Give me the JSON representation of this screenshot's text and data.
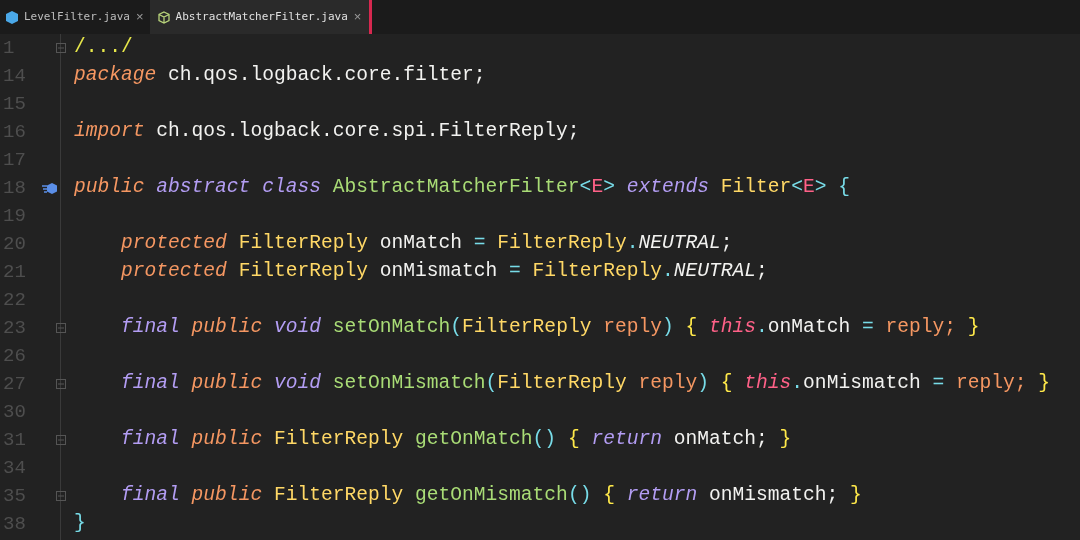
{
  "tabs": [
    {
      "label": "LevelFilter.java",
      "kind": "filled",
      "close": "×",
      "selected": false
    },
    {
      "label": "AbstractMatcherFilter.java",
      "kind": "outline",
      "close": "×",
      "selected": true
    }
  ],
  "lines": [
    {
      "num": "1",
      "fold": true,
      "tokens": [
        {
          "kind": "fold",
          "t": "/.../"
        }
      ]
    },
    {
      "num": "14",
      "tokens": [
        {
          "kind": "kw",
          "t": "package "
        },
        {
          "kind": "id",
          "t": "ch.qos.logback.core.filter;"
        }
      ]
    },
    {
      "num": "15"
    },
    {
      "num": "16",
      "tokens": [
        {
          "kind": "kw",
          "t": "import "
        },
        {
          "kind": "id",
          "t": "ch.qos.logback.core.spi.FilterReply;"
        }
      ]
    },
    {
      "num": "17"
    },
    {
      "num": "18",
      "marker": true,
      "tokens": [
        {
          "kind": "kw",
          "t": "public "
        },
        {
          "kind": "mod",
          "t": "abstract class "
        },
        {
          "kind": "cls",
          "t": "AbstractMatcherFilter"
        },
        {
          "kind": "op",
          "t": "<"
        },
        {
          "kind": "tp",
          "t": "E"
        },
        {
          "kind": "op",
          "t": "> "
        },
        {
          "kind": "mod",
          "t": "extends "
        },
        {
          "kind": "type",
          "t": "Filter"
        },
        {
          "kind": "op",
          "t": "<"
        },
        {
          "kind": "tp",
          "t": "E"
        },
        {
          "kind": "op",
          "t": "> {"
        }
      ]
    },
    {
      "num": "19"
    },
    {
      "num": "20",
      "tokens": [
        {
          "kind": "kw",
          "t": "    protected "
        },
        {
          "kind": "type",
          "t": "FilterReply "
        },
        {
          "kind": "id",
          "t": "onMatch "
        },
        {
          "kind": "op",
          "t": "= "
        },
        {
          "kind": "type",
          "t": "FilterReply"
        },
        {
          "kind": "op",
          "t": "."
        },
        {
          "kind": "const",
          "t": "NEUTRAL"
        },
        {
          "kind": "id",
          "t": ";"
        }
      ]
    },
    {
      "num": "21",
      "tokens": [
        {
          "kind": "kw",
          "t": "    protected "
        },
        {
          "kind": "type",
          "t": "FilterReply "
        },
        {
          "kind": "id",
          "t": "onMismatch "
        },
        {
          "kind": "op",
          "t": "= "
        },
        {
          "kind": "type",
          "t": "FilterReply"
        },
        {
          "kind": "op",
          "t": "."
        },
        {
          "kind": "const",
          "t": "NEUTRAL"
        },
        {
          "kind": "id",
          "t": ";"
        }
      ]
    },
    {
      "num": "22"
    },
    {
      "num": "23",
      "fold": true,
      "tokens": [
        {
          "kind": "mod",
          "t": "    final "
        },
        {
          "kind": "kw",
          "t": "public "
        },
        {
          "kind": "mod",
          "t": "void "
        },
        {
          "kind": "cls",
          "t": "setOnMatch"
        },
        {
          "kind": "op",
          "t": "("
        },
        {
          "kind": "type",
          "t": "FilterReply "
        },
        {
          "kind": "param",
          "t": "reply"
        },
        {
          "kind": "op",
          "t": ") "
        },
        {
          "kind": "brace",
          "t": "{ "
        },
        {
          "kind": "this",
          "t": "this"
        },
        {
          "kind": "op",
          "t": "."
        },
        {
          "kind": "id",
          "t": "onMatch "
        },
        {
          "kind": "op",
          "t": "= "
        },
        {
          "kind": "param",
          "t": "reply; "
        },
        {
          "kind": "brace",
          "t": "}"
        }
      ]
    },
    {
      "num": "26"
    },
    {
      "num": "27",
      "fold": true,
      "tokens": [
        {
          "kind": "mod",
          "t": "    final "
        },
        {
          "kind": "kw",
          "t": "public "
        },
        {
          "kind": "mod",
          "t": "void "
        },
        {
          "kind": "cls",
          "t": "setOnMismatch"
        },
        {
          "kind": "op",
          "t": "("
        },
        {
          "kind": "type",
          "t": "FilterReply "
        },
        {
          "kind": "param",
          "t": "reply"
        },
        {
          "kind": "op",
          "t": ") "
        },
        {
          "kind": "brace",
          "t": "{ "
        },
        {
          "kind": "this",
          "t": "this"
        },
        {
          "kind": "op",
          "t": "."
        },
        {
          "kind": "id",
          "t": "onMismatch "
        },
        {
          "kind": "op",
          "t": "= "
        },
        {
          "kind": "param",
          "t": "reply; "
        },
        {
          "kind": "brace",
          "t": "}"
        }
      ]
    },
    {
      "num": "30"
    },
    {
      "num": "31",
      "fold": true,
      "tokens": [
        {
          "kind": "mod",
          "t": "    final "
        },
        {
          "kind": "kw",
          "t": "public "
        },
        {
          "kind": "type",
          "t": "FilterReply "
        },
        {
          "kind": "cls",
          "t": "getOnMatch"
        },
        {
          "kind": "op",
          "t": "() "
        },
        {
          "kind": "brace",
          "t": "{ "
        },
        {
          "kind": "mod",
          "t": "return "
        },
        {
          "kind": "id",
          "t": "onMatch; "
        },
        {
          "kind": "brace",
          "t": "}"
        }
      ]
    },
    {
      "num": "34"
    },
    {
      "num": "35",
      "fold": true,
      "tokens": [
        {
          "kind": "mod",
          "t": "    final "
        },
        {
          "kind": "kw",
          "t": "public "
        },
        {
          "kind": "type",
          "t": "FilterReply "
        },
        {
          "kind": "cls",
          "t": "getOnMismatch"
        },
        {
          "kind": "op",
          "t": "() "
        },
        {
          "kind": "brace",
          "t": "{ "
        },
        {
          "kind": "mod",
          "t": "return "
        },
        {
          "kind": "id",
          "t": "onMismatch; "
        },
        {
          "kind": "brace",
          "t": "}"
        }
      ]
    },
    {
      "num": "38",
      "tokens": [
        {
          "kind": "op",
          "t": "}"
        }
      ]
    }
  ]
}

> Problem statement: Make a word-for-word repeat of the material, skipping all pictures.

> Solved problem:
Give me the JSON representation of this screenshot's text and data.
{
  "tabs": [
    {
      "label": "LevelFilter.java",
      "kind": "filled",
      "close": "×",
      "selected": false
    },
    {
      "label": "AbstractMatcherFilter.java",
      "kind": "outline",
      "close": "×",
      "selected": true
    }
  ],
  "lines": [
    {
      "num": "1",
      "fold": true,
      "tokens": [
        {
          "kind": "fold",
          "t": "/.../"
        }
      ]
    },
    {
      "num": "14",
      "tokens": [
        {
          "kind": "kw",
          "t": "package "
        },
        {
          "kind": "id",
          "t": "ch.qos.logback.core.filter;"
        }
      ]
    },
    {
      "num": "15"
    },
    {
      "num": "16",
      "tokens": [
        {
          "kind": "kw",
          "t": "import "
        },
        {
          "kind": "id",
          "t": "ch.qos.logback.core.spi.FilterReply;"
        }
      ]
    },
    {
      "num": "17"
    },
    {
      "num": "18",
      "marker": true,
      "tokens": [
        {
          "kind": "kw",
          "t": "public "
        },
        {
          "kind": "mod",
          "t": "abstract class "
        },
        {
          "kind": "cls",
          "t": "AbstractMatcherFilter"
        },
        {
          "kind": "op",
          "t": "<"
        },
        {
          "kind": "tp",
          "t": "E"
        },
        {
          "kind": "op",
          "t": "> "
        },
        {
          "kind": "mod",
          "t": "extends "
        },
        {
          "kind": "type",
          "t": "Filter"
        },
        {
          "kind": "op",
          "t": "<"
        },
        {
          "kind": "tp",
          "t": "E"
        },
        {
          "kind": "op",
          "t": "> {"
        }
      ]
    },
    {
      "num": "19"
    },
    {
      "num": "20",
      "tokens": [
        {
          "kind": "kw",
          "t": "    protected "
        },
        {
          "kind": "type",
          "t": "FilterReply "
        },
        {
          "kind": "id",
          "t": "onMatch "
        },
        {
          "kind": "op",
          "t": "= "
        },
        {
          "kind": "type",
          "t": "FilterReply"
        },
        {
          "kind": "op",
          "t": "."
        },
        {
          "kind": "const",
          "t": "NEUTRAL"
        },
        {
          "kind": "id",
          "t": ";"
        }
      ]
    },
    {
      "num": "21",
      "tokens": [
        {
          "kind": "kw",
          "t": "    protected "
        },
        {
          "kind": "type",
          "t": "FilterReply "
        },
        {
          "kind": "id",
          "t": "onMismatch "
        },
        {
          "kind": "op",
          "t": "= "
        },
        {
          "kind": "type",
          "t": "FilterReply"
        },
        {
          "kind": "op",
          "t": "."
        },
        {
          "kind": "const",
          "t": "NEUTRAL"
        },
        {
          "kind": "id",
          "t": ";"
        }
      ]
    },
    {
      "num": "22"
    },
    {
      "num": "23",
      "fold": true,
      "tokens": [
        {
          "kind": "mod",
          "t": "    final "
        },
        {
          "kind": "kw",
          "t": "public "
        },
        {
          "kind": "mod",
          "t": "void "
        },
        {
          "kind": "cls",
          "t": "setOnMatch"
        },
        {
          "kind": "op",
          "t": "("
        },
        {
          "kind": "type",
          "t": "FilterReply "
        },
        {
          "kind": "param",
          "t": "reply"
        },
        {
          "kind": "op",
          "t": ") "
        },
        {
          "kind": "brace",
          "t": "{ "
        },
        {
          "kind": "this",
          "t": "this"
        },
        {
          "kind": "op",
          "t": "."
        },
        {
          "kind": "id",
          "t": "onMatch "
        },
        {
          "kind": "op",
          "t": "= "
        },
        {
          "kind": "param",
          "t": "reply; "
        },
        {
          "kind": "brace",
          "t": "}"
        }
      ]
    },
    {
      "num": "26"
    },
    {
      "num": "27",
      "fold": true,
      "tokens": [
        {
          "kind": "mod",
          "t": "    final "
        },
        {
          "kind": "kw",
          "t": "public "
        },
        {
          "kind": "mod",
          "t": "void "
        },
        {
          "kind": "cls",
          "t": "setOnMismatch"
        },
        {
          "kind": "op",
          "t": "("
        },
        {
          "kind": "type",
          "t": "FilterReply "
        },
        {
          "kind": "param",
          "t": "reply"
        },
        {
          "kind": "op",
          "t": ") "
        },
        {
          "kind": "brace",
          "t": "{ "
        },
        {
          "kind": "this",
          "t": "this"
        },
        {
          "kind": "op",
          "t": "."
        },
        {
          "kind": "id",
          "t": "onMismatch "
        },
        {
          "kind": "op",
          "t": "= "
        },
        {
          "kind": "param",
          "t": "reply; "
        },
        {
          "kind": "brace",
          "t": "}"
        }
      ]
    },
    {
      "num": "30"
    },
    {
      "num": "31",
      "fold": true,
      "tokens": [
        {
          "kind": "mod",
          "t": "    final "
        },
        {
          "kind": "kw",
          "t": "public "
        },
        {
          "kind": "type",
          "t": "FilterReply "
        },
        {
          "kind": "cls",
          "t": "getOnMatch"
        },
        {
          "kind": "op",
          "t": "() "
        },
        {
          "kind": "brace",
          "t": "{ "
        },
        {
          "kind": "mod",
          "t": "return "
        },
        {
          "kind": "id",
          "t": "onMatch; "
        },
        {
          "kind": "brace",
          "t": "}"
        }
      ]
    },
    {
      "num": "34"
    },
    {
      "num": "35",
      "fold": true,
      "tokens": [
        {
          "kind": "mod",
          "t": "    final "
        },
        {
          "kind": "kw",
          "t": "public "
        },
        {
          "kind": "type",
          "t": "FilterReply "
        },
        {
          "kind": "cls",
          "t": "getOnMismatch"
        },
        {
          "kind": "op",
          "t": "() "
        },
        {
          "kind": "brace",
          "t": "{ "
        },
        {
          "kind": "mod",
          "t": "return "
        },
        {
          "kind": "id",
          "t": "onMismatch; "
        },
        {
          "kind": "brace",
          "t": "}"
        }
      ]
    },
    {
      "num": "38",
      "tokens": [
        {
          "kind": "op",
          "t": "}"
        }
      ]
    }
  ]
}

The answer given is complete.